Related Documentation

The following tutorials explain how to develop Java EE applications:

Javadoc tool reference documentation for packages that are provided with GlassFish Server is available as follows.

Additionally, the Java EE Specifications might be useful.

For information about creating enterprise applications in the NetBeans Integrated Development Environment (IDE), see the NetBeans Documentation, Training & Support page.

For information about the Java DB database for use with the GlassFish Server, see the Java DB product page.

The Java EE Samples project is a collection of sample applications that demonstrate a broad range of Java EE technologies. The Java EE Samples are bundled with the Java EE Software Development Kit (SDK) and are also available from the Java EE Samples project page.

Typographic Conventions

The following table describes the typographic changes that are used in this book.

Table P-2 Typographic Conventions

The names of commands, files, and directories, and onscreen computer output
Edit your .login file.

Use ls -a to list all files.

machine_name% you have mail.

What you type, contrasted with onscreen computer output
machine_name% su


A placeholder to be replaced with a real name or value
The command to remove a file is rm filename.
Book titles, new terms, and terms to be emphasized (note that some emphasized items appear bold online)
Read Chapter 6 in the User’s Guide.

A cache is a copy that is stored locally.

Do not save the file.

Symbol Conventions

The following table explains symbols that might be used in this book.

Table P-3 Symbol Conventions

[ ]
Contains optional arguments and command options.
ls [-l]
The -l option is not required.
{ | }
Contains a set of choices for a required command option.
-d {y|n}
The -d option requires that you use either the y argument or the n argument.
${ }
Indicates a variable reference.
References the value of the com.sun.javaRoot variable.
Joins simultaneous multiple keystrokes.
Press the Control key while you press the A key.
Joins consecutive multiple keystrokes.
Press the Control key, release it, and then press the subsequent keys.
Indicates menu item selection in a graphical user interface.
File -> New -> Templates
From the File menu, choose New. From the New submenu, choose Templates.

Default Paths and File Names

The following table describes the default paths and file names that are used in this book.

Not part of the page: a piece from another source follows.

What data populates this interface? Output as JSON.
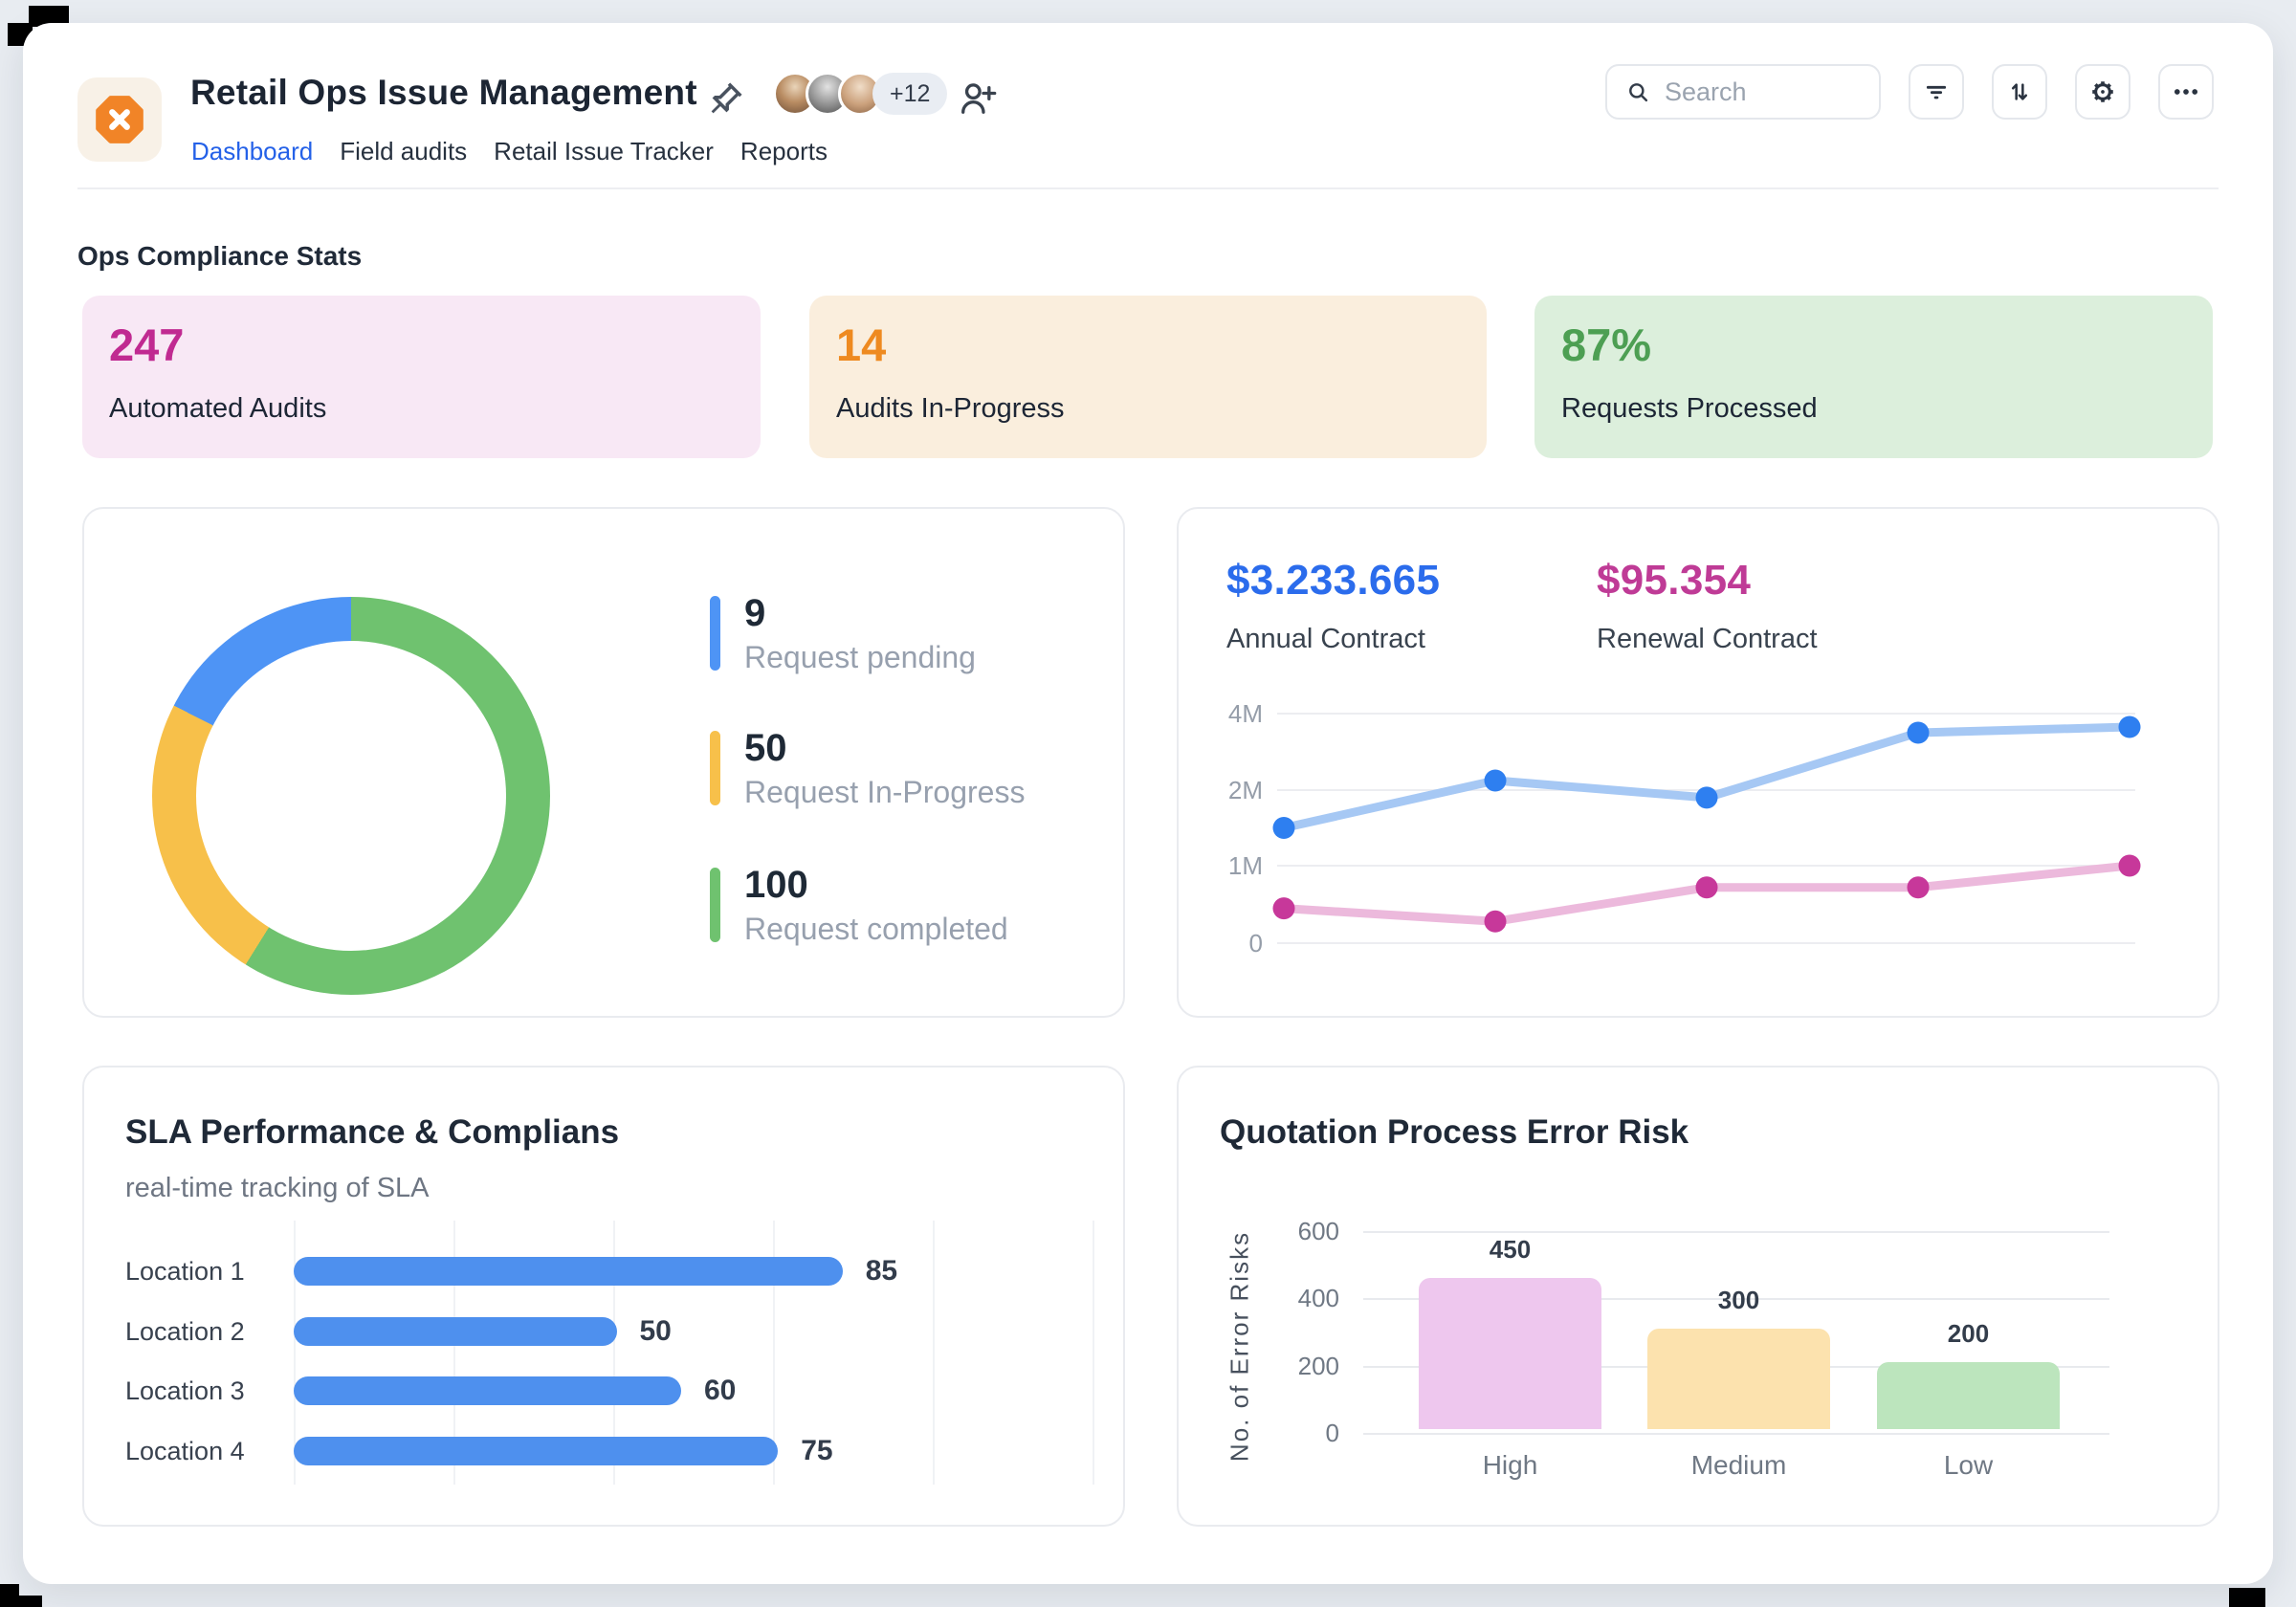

Table P-4 Default Paths and File Names

Default Value
Represents the base installation directory for GlassFish Server.

In configuration files, as-install is represented as follows:


Installations on the Oracle Solaris operating system, Linux operating system, and Mac OS operating system:


Windows, all installations:


Represents the parent of the base installation directory for GlassFish Server.
Installations on the Oracle Solaris operating system, Linux operating system, and Mac operating system:


Windows, all installations:


Represents the directory in which a domain is created by default.
Represents the directory in which a domain's configuration is stored.

In configuration files, domain-dir is represented as follows:



Documentation, Support, and Training

The Oracle web site provides information about the following additional resources:

Searching Oracle Product Documentation

Besides searching Oracle product documentation from the Oracle Documentation web site, you can use a search engine by typing the following syntax in the search field:


For example, to search for “broker,” type the following:


Third-Party Web Site References

Third-party URLs are referenced in this document and provide additional, related information.

Note - Oracle is not responsible for the availability of third-party web sites mentioned in this document. Oracle does not endorse and is not responsible or liable for any content, advertising, products, or other materials that are available on or through such sites or resources. Oracle will not be responsible or liable for any actual or alleged damage or loss caused or alleged to be caused by or in connection with use of or reliance on any such content, goods, or services that are available on or through such sites or resources.